i.321ff., ii.370ff. For
example, the Ewe people of Togo-land, in West Africa, think that the Earth is the wife
of the Sky, and that their marriage takes place in the rainy season, when the rain
causes the seeds to sprout and bear fruit. These fruits they regard as the children of
Mother Earth, who in their opinion is the mother also of men and of gods, see J.
Spieth, Die Ewe-Stämme （Berlin, 1906）, pp.
464, 548. In the regions of the Senegal and the Niger it is
believed that the Sky-god and the Earth-goddess are the parents of the principal spirits
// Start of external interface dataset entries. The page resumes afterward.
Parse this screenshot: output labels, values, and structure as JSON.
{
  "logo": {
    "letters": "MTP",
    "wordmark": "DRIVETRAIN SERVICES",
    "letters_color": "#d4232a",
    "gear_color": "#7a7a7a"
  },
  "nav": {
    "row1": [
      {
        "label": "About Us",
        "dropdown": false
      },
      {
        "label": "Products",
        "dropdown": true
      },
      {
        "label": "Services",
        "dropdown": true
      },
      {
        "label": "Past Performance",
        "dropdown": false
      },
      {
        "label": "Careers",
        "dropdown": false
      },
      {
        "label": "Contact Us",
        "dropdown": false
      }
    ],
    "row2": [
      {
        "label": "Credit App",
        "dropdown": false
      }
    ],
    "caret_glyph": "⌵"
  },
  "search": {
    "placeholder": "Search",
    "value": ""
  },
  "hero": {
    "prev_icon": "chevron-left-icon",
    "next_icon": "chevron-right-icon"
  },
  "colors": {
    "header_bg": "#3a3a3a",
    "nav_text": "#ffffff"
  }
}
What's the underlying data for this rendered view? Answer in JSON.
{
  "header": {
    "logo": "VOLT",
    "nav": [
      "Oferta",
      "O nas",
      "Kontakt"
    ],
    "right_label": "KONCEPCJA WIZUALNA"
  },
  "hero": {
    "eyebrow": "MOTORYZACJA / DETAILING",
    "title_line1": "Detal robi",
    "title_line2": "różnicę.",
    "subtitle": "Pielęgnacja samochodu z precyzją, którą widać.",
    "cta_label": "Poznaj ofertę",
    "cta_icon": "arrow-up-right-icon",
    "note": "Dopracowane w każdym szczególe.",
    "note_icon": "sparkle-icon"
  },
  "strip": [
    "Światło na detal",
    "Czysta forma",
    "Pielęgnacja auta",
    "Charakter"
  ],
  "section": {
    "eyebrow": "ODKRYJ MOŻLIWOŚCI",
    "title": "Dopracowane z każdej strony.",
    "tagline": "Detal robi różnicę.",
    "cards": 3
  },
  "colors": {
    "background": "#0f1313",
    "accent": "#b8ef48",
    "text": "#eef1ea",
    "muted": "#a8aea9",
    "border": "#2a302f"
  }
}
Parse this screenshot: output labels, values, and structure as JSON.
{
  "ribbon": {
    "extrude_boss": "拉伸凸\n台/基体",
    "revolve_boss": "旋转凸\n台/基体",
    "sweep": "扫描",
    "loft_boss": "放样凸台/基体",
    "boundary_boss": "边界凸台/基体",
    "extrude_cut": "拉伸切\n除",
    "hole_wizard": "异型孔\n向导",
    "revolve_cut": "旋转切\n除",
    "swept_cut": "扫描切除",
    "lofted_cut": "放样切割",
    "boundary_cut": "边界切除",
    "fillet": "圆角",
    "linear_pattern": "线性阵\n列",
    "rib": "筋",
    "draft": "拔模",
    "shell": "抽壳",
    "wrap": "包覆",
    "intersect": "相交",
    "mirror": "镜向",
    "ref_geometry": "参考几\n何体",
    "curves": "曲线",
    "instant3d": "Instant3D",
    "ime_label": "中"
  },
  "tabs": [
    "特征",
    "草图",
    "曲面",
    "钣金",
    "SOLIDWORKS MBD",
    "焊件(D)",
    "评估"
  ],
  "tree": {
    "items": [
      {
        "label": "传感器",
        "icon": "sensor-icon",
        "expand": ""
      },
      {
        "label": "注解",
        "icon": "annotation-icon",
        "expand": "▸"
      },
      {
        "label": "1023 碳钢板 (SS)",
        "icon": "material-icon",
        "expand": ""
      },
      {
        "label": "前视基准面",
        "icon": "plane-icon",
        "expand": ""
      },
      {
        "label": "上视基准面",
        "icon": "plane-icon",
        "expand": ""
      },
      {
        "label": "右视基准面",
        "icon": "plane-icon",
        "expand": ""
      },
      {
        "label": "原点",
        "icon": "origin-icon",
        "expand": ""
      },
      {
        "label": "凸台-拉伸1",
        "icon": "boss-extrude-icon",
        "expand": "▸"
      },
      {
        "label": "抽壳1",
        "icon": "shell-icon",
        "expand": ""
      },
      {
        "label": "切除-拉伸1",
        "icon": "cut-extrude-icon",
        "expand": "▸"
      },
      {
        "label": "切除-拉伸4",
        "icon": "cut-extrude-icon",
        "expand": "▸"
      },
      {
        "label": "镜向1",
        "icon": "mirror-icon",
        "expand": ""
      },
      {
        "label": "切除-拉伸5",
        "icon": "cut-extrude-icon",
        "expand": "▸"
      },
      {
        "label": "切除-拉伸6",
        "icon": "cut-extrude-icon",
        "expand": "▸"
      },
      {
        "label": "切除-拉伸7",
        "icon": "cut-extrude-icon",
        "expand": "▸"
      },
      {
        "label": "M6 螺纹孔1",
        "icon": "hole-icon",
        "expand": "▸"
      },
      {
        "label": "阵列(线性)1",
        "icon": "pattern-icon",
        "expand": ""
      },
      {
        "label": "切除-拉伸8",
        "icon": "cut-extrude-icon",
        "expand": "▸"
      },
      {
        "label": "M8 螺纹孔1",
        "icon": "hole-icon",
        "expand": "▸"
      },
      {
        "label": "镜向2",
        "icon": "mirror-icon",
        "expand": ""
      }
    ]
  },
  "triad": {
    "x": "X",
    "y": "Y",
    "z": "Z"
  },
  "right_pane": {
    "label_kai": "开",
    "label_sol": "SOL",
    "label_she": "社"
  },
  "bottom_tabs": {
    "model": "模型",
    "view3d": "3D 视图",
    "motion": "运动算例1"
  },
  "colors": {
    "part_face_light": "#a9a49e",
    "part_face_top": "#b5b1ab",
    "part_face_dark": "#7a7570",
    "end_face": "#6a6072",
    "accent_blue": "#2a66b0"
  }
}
who dispense life and death, weal and woe, among mankind. See Maurice Delafosse,
Haut-Sénégal-Niger (Paris, 1912),
iii.173ff. Similarly the Manggerai, a people of West Flores, in the Indian
Archipelago, personify Sky and Earth as husband and wife; the consummation of their
marriage is manifested in the rain, which fertilizes Mother
Earth, so that s